Christophe Doucet was born in 1960 in Talence. He works and lives in Taller.
Christophe Doucet sculpts space as much as materials. His vision ranges wide, from the material elements that configure a territory, to the symbolic elements that make it possible for people to live in it. He carries out implementations, shapings that trouble the common representation of the places where he performs. Thus, the identification modes that serve as landmarks and limits, which define the essence of a territorial belonging, are shaken, disturbed by the artist’s work. Christophe Doucet’s production doesn’t aim so much at making artistic objects that the world of art will classify under the category sculpture, but rather at making anthropological objects with a strong aesthetic value that may be reappropriated by the people living in the territory where his intervention literally takes place. Whether in Europe or in Asia, within his own culture or in another, he proceeds in the same way, with the same will to produce a gift by leading the looks of those he addresses to question the shape that is given to see and its effects on life.

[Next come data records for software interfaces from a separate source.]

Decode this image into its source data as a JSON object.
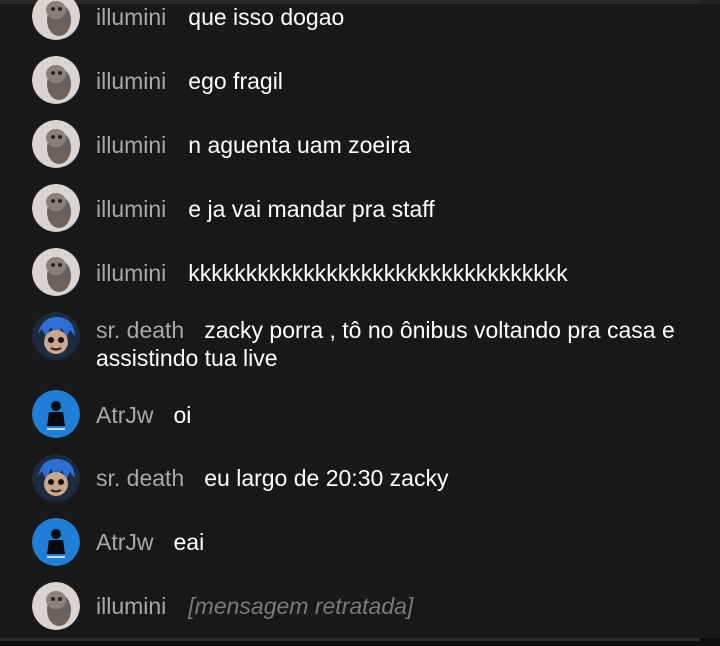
{
  "messages": [
    {
      "author": "illumini",
      "text": "que isso dogao",
      "avatar": "owl-avatar-icon",
      "retracted": false
    },
    {
      "author": "illumini",
      "text": "ego fragil",
      "avatar": "owl-avatar-icon",
      "retracted": false
    },
    {
      "author": "illumini",
      "text": "n aguenta uam zoeira",
      "avatar": "owl-avatar-icon",
      "retracted": false
    },
    {
      "author": "illumini",
      "text": "e ja vai mandar pra staff",
      "avatar": "owl-avatar-icon",
      "retracted": false
    },
    {
      "author": "illumini",
      "text": "kkkkkkkkkkkkkkkkkkkkkkkkkkkkkkkkk",
      "avatar": "owl-avatar-icon",
      "retracted": false
    },
    {
      "author": "sr. death",
      "text": "zacky porra , tô no ônibus voltando pra casa e assistindo tua live",
      "avatar": "blue-hair-character-avatar-icon",
      "retracted": false
    },
    {
      "author": "AtrJw",
      "text": "oi",
      "avatar": "blue-circle-avatar-icon",
      "retracted": false
    },
    {
      "author": "sr. death",
      "text": "eu largo de 20:30 zacky",
      "avatar": "blue-hair-character-avatar-icon",
      "retracted": false
    },
    {
      "author": "AtrJw",
      "text": "eai",
      "avatar": "blue-circle-avatar-icon",
      "retracted": false
    },
    {
      "author": "illumini",
      "text": "[mensagem retratada]",
      "avatar": "owl-avatar-icon",
      "retracted": true
    }
  ],
  "colors": {
    "background": "#181818",
    "author": "#a9a9a9",
    "message": "#ffffff",
    "retracted": "#7a7a7a"
  }
}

Through these collective reappropriations linked to a specific place, the living game of the imagination that animates ordinary lives is here at stake in the form of rituals, often lost ones —at least in the Western world. What some would present as a banal gesture becomes, through the power of intervention of the artist, a remarkable chance to reconnect to an existing site, to reinvent some practices, to reactivate stories linked to the place. A word is given in an artistic form; a word that belongs not only to the artist but also to those he addresses with efficiency as much as modesty. The monumentality of the sculptures exhibited in full visibility leaves place to the aesthetic power of an invisible that matches, creates a link with the inhabited space and makes the spectator “face time”. The act of artistic production, signed by Doucet, assumes full meaning in this particular manner in which the time that inhabits a place spreads —through the device and the artistic shape made by the artist— to its full thickness. The place then finds unsuspected memory strength.
Doucet puts materials together, reuses ordinary objects to make his “sculptures”. He thus creates meaning effects where the uncanny, the enigmatic find their place. But in the end, beyond this play on visual aspects through which his work is presented to the permanent or ephemeral inhabitants of a territory, a rare symbolisation dynamics comes to life and allows a community of beings to be as one in a place revealed by an extraordinary powerful artistic act.
Christian Malaurie, Documents d'artistes Nouvelle-Aquitaine, 2012
Translated by Lucie Cluzan, 2012